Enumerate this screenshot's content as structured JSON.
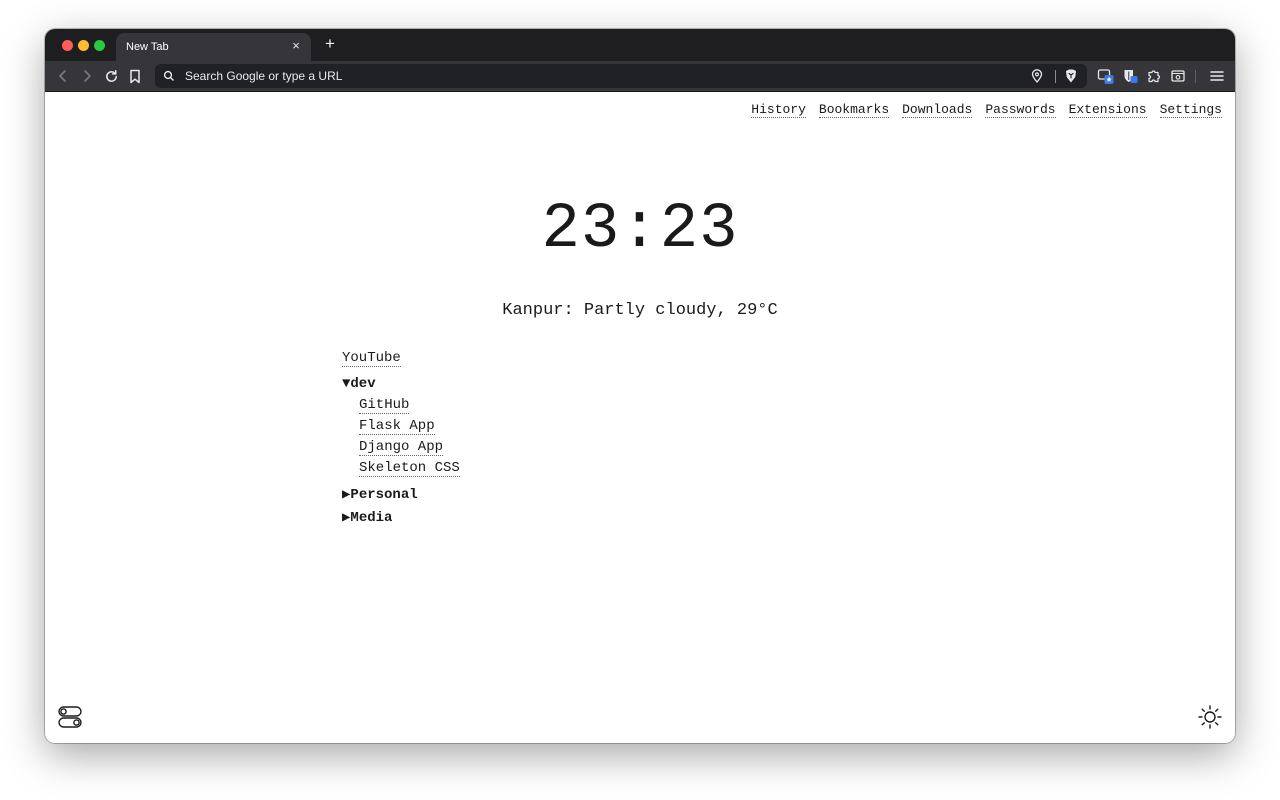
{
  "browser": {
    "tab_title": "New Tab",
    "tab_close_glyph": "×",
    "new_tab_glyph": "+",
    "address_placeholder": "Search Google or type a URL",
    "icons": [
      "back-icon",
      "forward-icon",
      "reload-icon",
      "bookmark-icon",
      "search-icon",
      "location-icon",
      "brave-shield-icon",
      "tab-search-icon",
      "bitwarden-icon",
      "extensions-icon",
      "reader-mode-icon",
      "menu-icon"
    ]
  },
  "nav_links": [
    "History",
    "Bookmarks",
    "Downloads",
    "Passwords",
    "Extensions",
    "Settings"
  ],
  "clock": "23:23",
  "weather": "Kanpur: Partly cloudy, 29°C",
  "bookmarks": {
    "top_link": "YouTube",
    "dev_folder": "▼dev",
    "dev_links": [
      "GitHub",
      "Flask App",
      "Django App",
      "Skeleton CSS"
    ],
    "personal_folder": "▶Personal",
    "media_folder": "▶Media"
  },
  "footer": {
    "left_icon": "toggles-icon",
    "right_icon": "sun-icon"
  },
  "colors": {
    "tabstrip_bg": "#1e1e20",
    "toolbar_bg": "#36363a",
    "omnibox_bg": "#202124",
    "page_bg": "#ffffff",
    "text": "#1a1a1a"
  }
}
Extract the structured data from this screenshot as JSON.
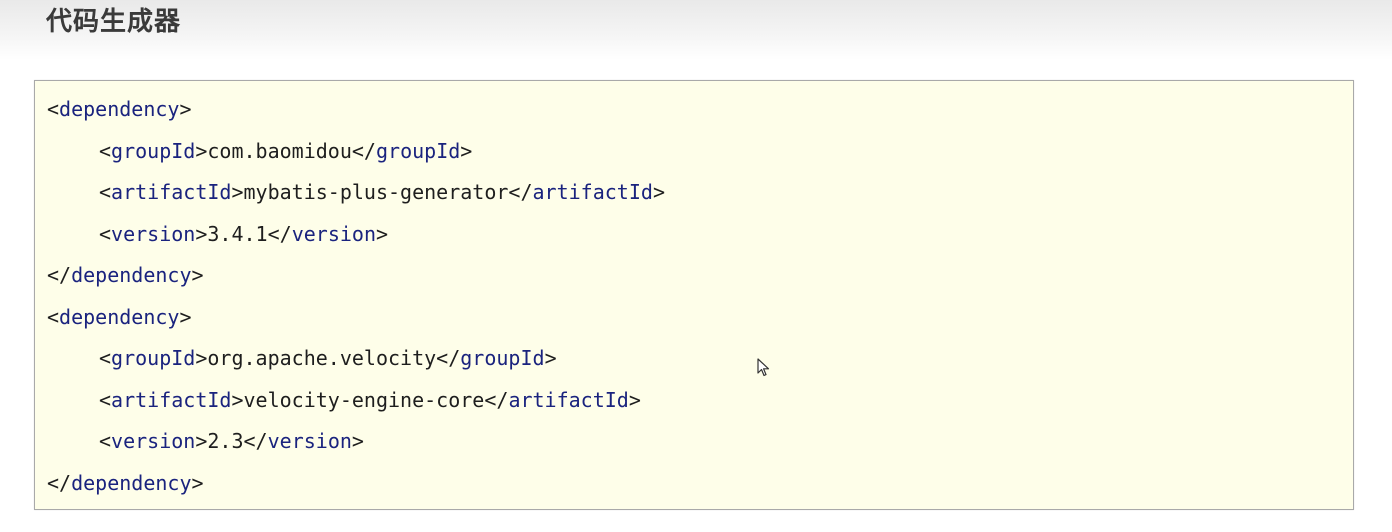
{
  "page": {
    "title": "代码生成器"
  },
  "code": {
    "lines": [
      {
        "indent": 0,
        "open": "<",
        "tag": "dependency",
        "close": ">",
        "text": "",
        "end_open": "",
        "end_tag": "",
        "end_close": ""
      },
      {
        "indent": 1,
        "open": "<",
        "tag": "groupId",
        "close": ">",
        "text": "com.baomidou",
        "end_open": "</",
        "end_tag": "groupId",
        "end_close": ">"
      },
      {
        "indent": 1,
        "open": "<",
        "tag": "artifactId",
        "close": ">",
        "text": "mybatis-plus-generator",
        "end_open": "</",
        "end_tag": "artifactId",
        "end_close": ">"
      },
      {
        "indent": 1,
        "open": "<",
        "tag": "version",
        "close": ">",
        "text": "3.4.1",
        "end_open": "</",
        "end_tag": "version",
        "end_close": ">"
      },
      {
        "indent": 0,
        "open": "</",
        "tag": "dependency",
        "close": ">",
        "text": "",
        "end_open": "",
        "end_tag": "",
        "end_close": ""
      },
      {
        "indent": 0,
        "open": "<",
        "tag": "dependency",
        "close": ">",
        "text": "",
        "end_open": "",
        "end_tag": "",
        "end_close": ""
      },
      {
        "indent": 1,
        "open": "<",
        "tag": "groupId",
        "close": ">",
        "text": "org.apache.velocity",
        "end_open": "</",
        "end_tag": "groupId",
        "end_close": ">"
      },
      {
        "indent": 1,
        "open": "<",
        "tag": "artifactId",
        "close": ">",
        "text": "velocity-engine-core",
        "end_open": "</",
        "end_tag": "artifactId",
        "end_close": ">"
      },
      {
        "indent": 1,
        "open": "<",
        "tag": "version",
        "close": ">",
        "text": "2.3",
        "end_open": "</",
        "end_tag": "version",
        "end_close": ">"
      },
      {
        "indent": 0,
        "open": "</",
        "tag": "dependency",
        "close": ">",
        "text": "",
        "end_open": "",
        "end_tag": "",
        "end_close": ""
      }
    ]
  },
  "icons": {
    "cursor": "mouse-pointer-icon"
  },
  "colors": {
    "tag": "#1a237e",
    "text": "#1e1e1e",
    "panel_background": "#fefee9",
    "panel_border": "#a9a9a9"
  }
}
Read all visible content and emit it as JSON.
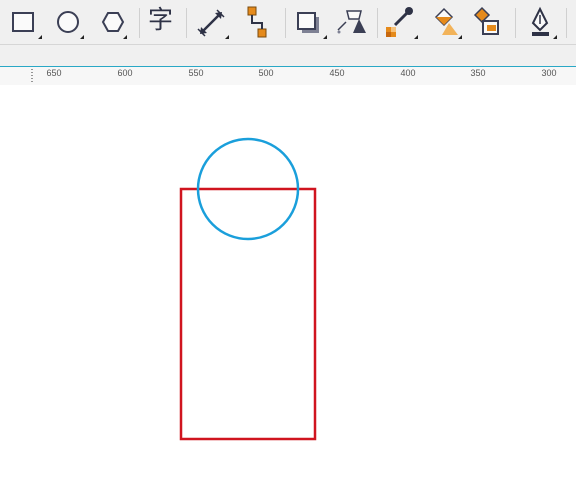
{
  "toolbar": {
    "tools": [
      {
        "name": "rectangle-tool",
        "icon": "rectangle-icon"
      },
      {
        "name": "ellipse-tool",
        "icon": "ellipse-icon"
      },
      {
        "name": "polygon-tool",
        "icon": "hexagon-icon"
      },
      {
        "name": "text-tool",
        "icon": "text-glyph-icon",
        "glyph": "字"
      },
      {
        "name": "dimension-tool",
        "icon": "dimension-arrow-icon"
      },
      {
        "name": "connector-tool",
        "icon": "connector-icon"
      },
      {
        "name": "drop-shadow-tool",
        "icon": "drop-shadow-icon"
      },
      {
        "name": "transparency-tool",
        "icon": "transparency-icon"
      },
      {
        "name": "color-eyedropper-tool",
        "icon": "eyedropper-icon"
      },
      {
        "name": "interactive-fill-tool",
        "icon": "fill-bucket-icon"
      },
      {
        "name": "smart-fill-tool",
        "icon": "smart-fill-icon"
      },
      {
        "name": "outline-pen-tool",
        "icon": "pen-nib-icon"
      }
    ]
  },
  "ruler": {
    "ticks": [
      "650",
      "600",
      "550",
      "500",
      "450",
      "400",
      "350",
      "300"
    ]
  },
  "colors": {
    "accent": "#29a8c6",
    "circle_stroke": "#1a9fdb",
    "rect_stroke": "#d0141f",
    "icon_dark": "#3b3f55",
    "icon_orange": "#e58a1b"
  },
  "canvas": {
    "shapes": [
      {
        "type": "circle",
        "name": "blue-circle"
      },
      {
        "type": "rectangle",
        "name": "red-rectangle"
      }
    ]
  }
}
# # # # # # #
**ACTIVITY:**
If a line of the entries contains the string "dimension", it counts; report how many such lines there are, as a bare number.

**ANSWER TO THIS TASK:**
2